### Assignment
Restate the entries below without a single change.
Start of Material for this task
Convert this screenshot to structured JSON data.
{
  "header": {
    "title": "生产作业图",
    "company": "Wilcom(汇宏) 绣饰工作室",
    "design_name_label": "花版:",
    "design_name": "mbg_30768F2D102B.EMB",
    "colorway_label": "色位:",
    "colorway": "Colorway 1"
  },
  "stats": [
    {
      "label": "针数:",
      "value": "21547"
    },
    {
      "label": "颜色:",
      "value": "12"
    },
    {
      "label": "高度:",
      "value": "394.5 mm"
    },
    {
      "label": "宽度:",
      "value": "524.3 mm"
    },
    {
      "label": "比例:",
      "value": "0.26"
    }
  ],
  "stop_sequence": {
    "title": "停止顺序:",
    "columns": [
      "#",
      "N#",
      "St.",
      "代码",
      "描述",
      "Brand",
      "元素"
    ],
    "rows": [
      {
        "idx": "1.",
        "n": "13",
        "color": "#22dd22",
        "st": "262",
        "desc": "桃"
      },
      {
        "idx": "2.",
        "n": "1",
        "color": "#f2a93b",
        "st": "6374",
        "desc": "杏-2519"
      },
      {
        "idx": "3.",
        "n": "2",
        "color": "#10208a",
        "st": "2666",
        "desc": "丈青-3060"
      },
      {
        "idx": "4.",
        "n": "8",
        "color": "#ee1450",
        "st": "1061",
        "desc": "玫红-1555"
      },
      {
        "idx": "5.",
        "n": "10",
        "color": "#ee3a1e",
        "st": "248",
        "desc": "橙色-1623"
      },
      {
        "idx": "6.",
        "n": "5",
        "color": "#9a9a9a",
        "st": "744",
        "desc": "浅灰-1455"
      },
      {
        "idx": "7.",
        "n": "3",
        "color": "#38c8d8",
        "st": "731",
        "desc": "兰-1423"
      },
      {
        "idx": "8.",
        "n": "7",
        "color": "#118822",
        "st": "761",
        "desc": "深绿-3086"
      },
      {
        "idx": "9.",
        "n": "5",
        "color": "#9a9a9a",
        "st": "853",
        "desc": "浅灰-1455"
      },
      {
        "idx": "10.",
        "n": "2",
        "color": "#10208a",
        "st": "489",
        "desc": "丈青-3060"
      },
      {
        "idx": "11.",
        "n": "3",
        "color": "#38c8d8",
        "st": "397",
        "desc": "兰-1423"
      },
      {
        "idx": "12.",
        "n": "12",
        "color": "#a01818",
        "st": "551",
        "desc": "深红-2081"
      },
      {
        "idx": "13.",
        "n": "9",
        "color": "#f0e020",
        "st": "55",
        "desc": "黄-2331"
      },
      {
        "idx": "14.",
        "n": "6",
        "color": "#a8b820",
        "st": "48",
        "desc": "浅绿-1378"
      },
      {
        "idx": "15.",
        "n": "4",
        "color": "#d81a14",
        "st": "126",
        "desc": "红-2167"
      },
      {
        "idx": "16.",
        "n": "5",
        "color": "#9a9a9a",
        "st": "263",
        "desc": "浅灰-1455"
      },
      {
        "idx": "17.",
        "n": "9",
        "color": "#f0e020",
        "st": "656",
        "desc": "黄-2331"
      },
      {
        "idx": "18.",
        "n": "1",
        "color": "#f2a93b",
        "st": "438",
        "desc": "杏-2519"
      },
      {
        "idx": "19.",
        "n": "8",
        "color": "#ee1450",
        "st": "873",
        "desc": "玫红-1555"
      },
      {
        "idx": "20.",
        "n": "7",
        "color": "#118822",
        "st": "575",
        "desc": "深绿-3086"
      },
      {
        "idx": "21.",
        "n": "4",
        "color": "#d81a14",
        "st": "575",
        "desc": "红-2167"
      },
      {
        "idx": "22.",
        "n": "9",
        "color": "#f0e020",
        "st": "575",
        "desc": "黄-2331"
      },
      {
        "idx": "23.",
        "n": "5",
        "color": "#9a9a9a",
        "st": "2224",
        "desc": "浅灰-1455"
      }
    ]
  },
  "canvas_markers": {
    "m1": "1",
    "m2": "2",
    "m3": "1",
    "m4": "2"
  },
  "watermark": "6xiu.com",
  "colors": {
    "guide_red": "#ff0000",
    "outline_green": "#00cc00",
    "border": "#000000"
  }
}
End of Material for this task
### Task response
Convert this screenshot to structured JSON data.
{
  "header": {
    "title": "生产作业图",
    "company": "Wilcom(汇宏) 绣饰工作室",
    "design_name_label": "花版:",
    "design_name": "mbg_30768F2D102B.EMB",
    "colorway_label": "色位:",
    "colorway": "Colorway 1"
  },
  "stats": [
    {
      "label": "针数:",
      "value": "21547"
    },
    {
      "label": "颜色:",
      "value": "12"
    },
    {
      "label": "高度:",
      "value": "394.5 mm"
    },
    {
      "label": "宽度:",
      "value": "524.3 mm"
    },
    {
      "label": "比例:",
      "value": "0.26"
    }
  ],
  "stop_sequence": {
    "title": "停止顺序:",
    "columns": [
      "#",
      "N#",
      "St.",
      "代码",
      "描述",
      "Brand",
      "元素"
    ],
    "rows": [
      {
        "idx": "1.",
        "n": "13",
        "color": "#22dd22",
        "st": "262",
        "desc": "桃"
      },
      {
        "idx": "2.",
        "n": "1",
        "color": "#f2a93b",
        "st": "6374",
        "desc": "杏-2519"
      },
      {
        "idx": "3.",
        "n": "2",
        "color": "#10208a",
        "st": "2666",
        "desc": "丈青-3060"
      },
      {
        "idx": "4.",
        "n": "8",
        "color": "#ee1450",
        "st": "1061",
        "desc": "玫红-1555"
      },
      {
        "idx": "5.",
        "n": "10",
        "color": "#ee3a1e",
        "st": "248",
        "desc": "橙色-1623"
      },
      {
        "idx": "6.",
        "n": "5",
        "color": "#9a9a9a",
        "st": "744",
        "desc": "浅灰-1455"
      },
      {
        "idx": "7.",
        "n": "3",
        "color": "#38c8d8",
        "st": "731",
        "desc": "兰-1423"
      },
      {
        "idx": "8.",
        "n": "7",
        "color": "#118822",
        "st": "761",
        "desc": "深绿-3086"
      },
      {
        "idx": "9.",
        "n": "5",
        "color": "#9a9a9a",
        "st": "853",
        "desc": "浅灰-1455"
      },
      {
        "idx": "10.",
        "n": "2",
        "color": "#10208a",
        "st": "489",
        "desc": "丈青-3060"
      },
      {
        "idx": "11.",
        "n": "3",
        "color": "#38c8d8",
        "st": "397",
        "desc": "兰-1423"
      },
      {
        "idx": "12.",
        "n": "12",
        "color": "#a01818",
        "st": "551",
        "desc": "深红-2081"
      },
      {
        "idx": "13.",
        "n": "9",
        "color": "#f0e020",
        "st": "55",
        "desc": "黄-2331"
      },
      {
        "idx": "14.",
        "n": "6",
        "color": "#a8b820",
        "st": "48",
        "desc": "浅绿-1378"
      },
      {
        "idx": "15.",
        "n": "4",
        "color": "#d81a14",
        "st": "126",
        "desc": "红-2167"
      },
      {
        "idx": "16.",
        "n": "5",
        "color": "#9a9a9a",
        "st": "263",
        "desc": "浅灰-1455"
      },
      {
        "idx": "17.",
        "n": "9",
        "color": "#f0e020",
        "st": "656",
        "desc": "黄-2331"
      },
      {
        "idx": "18.",
        "n": "1",
        "color": "#f2a93b",
        "st": "438",
        "desc": "杏-2519"
      },
      {
        "idx": "19.",
        "n": "8",
        "color": "#ee1450",
        "st": "873",
        "desc": "玫红-1555"
      },
      {
        "idx": "20.",
        "n": "7",
        "color": "#118822",
        "st": "575",
        "desc": "深绿-3086"
      },
      {
        "idx": "21.",
        "n": "4",
        "color": "#d81a14",
        "st": "575",
        "desc": "红-2167"
      },
      {
        "idx": "22.",
        "n": "9",
        "color": "#f0e020",
        "st": "575",
        "desc": "黄-2331"
      },
      {
        "idx": "23.",
        "n": "5",
        "color": "#9a9a9a",
        "st": "2224",
        "desc": "浅灰-1455"
      }
    ]
  },
  "canvas_markers": {
    "m1": "1",
    "m2": "2",
    "m3": "1",
    "m4": "2"
  },
  "watermark": "6xiu.com",
  "colors": {
    "guide_red": "#ff0000",
    "outline_green": "#00cc00",
    "border": "#000000"
  }
}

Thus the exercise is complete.